> [WHAT THE TASK ASKS]
Although the entries contain pictures, repeat only their words, exactly as written.

Entries from a dataset of interfaces:
================================

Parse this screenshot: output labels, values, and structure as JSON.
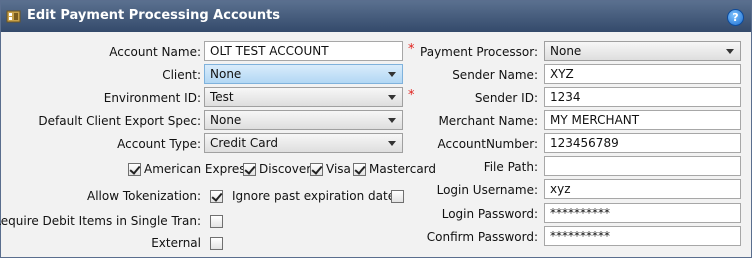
{
  "window": {
    "title": "Edit Payment Processing Accounts",
    "help_glyph": "?"
  },
  "left": {
    "account_name": {
      "label": "Account Name:",
      "value": "OLT TEST ACCOUNT",
      "required": "*"
    },
    "client": {
      "label": "Client:",
      "value": "None"
    },
    "environment_id": {
      "label": "Environment ID:",
      "value": "Test",
      "required": "*"
    },
    "default_client_export_spec": {
      "label": "Default Client Export Spec:",
      "value": "None"
    },
    "account_type": {
      "label": "Account Type:",
      "value": "Credit Card"
    },
    "cards": [
      {
        "label": "American Express",
        "checked": true
      },
      {
        "label": "Discover",
        "checked": true
      },
      {
        "label": "Visa",
        "checked": true
      },
      {
        "label": "Mastercard",
        "checked": true
      }
    ],
    "allow_tokenization": {
      "label": "Allow Tokenization:",
      "checked": true
    },
    "ignore_past_expiration": {
      "label": "Ignore past expiration dates:",
      "checked": false
    },
    "require_debit_items": {
      "label": "Require Debit Items in Single Tran:",
      "checked": false
    },
    "external": {
      "label": "External",
      "checked": false
    }
  },
  "right": {
    "payment_processor": {
      "label": "Payment Processor:",
      "value": "None"
    },
    "sender_name": {
      "label": "Sender Name:",
      "value": "XYZ"
    },
    "sender_id": {
      "label": "Sender ID:",
      "value": "1234"
    },
    "merchant_name": {
      "label": "Merchant Name:",
      "value": "MY MERCHANT"
    },
    "account_number": {
      "label": "AccountNumber:",
      "value": "123456789"
    },
    "file_path": {
      "label": "File Path:",
      "value": ""
    },
    "login_username": {
      "label": "Login Username:",
      "value": "xyz"
    },
    "login_password": {
      "label": "Login Password:",
      "value": "**********"
    },
    "confirm_password": {
      "label": "Confirm Password:",
      "value": "**********"
    }
  },
  "colors": {
    "title_bar": "#45597a",
    "required": "#e0201c",
    "selected_dropdown": "#b2d7f4"
  }
}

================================

> [TASK ANSWER]
Parse this screenshot: output labels, values, and structure as JSON.
{
  "window": {
    "title": "Edit Payment Processing Accounts",
    "help_glyph": "?"
  },
  "left": {
    "account_name": {
      "label": "Account Name:",
      "value": "OLT TEST ACCOUNT",
      "required": "*"
    },
    "client": {
      "label": "Client:",
      "value": "None"
    },
    "environment_id": {
      "label": "Environment ID:",
      "value": "Test",
      "required": "*"
    },
    "default_client_export_spec": {
      "label": "Default Client Export Spec:",
      "value": "None"
    },
    "account_type": {
      "label": "Account Type:",
      "value": "Credit Card"
    },
    "cards": [
      {
        "label": "American Express",
        "checked": true
      },
      {
        "label": "Discover",
        "checked": true
      },
      {
        "label": "Visa",
        "checked": true
      },
      {
        "label": "Mastercard",
        "checked": true
      }
    ],
    "allow_tokenization": {
      "label": "Allow Tokenization:",
      "checked": true
    },
    "ignore_past_expiration": {
      "label": "Ignore past expiration dates:",
      "checked": false
    },
    "require_debit_items": {
      "label": "Require Debit Items in Single Tran:",
      "checked": false
    },
    "external": {
      "label": "External",
      "checked": false
    }
  },
  "right": {
    "payment_processor": {
      "label": "Payment Processor:",
      "value": "None"
    },
    "sender_name": {
      "label": "Sender Name:",
      "value": "XYZ"
    },
    "sender_id": {
      "label": "Sender ID:",
      "value": "1234"
    },
    "merchant_name": {
      "label": "Merchant Name:",
      "value": "MY MERCHANT"
    },
    "account_number": {
      "label": "AccountNumber:",
      "value": "123456789"
    },
    "file_path": {
      "label": "File Path:",
      "value": ""
    },
    "login_username": {
      "label": "Login Username:",
      "value": "xyz"
    },
    "login_password": {
      "label": "Login Password:",
      "value": "**********"
    },
    "confirm_password": {
      "label": "Confirm Password:",
      "value": "**********"
    }
  },
  "colors": {
    "title_bar": "#45597a",
    "required": "#e0201c",
    "selected_dropdown": "#b2d7f4"
  }
}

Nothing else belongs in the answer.